This dislocation of the knee may lead to significant arthritis and, in some cases, predisposes the dog to even more severe diseases of this joint (such as cruciate ligament rupture).

In almost all cases, both limbs are affected––though one is often more significantly so.

Symptoms and Identification

Not all dogs with patellar luxation are as affected by this problems as others. Some may show no outward signs and a veterinarian must perform a physical exam to reveal the problem while others are chronically lame and their inability to walk normally is the obvious signal that something’s wrong. Dogs may be diagnosed as early as 1-4 months of age.

Because the disease’s severity is so variable, veterinarians have developed a grading system to describe the condition:

Grade I: The patella can be manually displaced but returns back to its normal position spontaneously. Affected dogs are normally quite comfortable and do not limp.

Grade II: The patella displaces all by itself with flexion and extension of the joint but it returns to its normal location spontaneously. Mild lameness may be present.

Grade III: The patella is easily displaced with flexion and extension but must be manually assisted in its return to normal position. Moderate to severe lameness is present.

Grade IV: The patella is permanently out of place and the animal is usually very lame. These dogs often shift their weight to their forelimbs by way of maintaining their balance.

Though pain is not evident in early cases, the osteoarthritis that usually results in these patients over time means that older dogs with this condition may be troubled by significant discomfort. Its severity usually depends on the dog’s age, grade of luxation and weight.

X-rays are often necessary to investigate the advancement of osteoarthritis and to help determine the disease’s ideal treatment in each case.

Affected Breeds

Toy and small breeds are most affected. Those with dwarfed or bowed limbs are also at risk of inheriting this structural defect. According to the Orthopedic Foundation for Animals, the top twenty affected breeds affected include the following (in order of incidence):

Breed Rank Percent Affected
Pomeranian
1
43.0%
Boykin Spaniel
2
26.9%
Cocker Spaniel 3
19.0%
Yorkshire Terrier
4
17.6%
Chow Chow
5
13.9%
Bedlington Terrier
6
12.9%
Australian Shepherd
7
12.1%
Japanese Chin
8
11.8%
Chinese Shar-pei
9
11.8%
Mi-ki
10
11.3%
Lhasa-apso
11
10.8%
Tibetan Spaniel
12
10.7%
Tibetan Terrier
13
10..5%
Labrador Retriever
14
10.3%
Pug 15 7.8%
Scottish Terrier
16
7.6%
Shiba Inu
17
7.2%
Norfolk Terrier
18
7.2%
Dachshund
19
7.1%
Schipperke
20
6.0%


Treatment

Treating this common disease is most often undertaken with pet-specific pain-relieving drugs once arthritis begins to cause discomfort. Nutraceuticals like glucosamine are commonly employed even before the arthritis becomes a problem. Weight management is critical for these patients. Because weight factors into the long-term wear and tear on the joint, osteoarthritis formation will be reduced by lifelong weight management.

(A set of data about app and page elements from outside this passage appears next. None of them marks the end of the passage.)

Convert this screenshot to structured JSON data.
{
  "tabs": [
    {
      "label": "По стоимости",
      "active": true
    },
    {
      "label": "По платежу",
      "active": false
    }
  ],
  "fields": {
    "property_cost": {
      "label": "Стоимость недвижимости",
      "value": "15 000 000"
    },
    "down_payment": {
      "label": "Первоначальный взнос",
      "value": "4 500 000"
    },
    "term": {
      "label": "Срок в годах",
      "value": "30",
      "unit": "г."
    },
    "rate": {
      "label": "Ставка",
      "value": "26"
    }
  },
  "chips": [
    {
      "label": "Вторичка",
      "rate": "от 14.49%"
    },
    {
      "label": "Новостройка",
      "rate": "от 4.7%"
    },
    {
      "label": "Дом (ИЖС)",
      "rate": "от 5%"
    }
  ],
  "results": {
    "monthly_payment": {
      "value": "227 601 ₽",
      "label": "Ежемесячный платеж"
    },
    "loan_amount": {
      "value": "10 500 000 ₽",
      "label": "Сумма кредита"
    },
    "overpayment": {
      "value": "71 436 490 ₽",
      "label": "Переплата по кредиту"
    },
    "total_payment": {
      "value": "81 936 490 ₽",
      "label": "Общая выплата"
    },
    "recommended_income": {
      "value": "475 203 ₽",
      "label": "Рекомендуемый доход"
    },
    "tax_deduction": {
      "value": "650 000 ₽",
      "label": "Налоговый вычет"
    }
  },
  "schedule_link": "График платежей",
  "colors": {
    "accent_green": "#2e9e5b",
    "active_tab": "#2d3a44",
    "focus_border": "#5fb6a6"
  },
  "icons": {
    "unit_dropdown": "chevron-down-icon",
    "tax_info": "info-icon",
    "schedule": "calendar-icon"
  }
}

Severely affected dogs (Grades III and IV) are best treated surgically. Nonetheless, it is widely held that less-affected dogs may benefit from surgery as well.

Veterinary Cost

The cost of surgical treatment is significant. Because board-certified veterinary surgeons are almost always in order, the expense of surgery typically ranges from $1,500 to $3,000 per affected knee.

Long-term medications for pain relief (when needed) can be expensive, too, but because these patients are usually small, their lower drug doses are considered manageable by most owners. $20-$50 per month is most typical for pets that require regular dosing with pain medications and/or nutraceuticals.

Prevention

Because patellar luxation is a genetic condition, breeders must take care to eliminate this condition from their breeding population. Responsible breeders will also ensure that any affected puppies be spayed and neutered as a requirement of sale.

To maximize comfort and minimize any secondary issues related to patellar luxation (such as osteoarthritis and cruciate ligament rupture), dogs’ weights must remain in the normal range. Leaner dogs tend to experience fewer complications of this disease while those already afflicted with osteoarthritis will suffer considerably less pain at lower normal weights for their breed and size.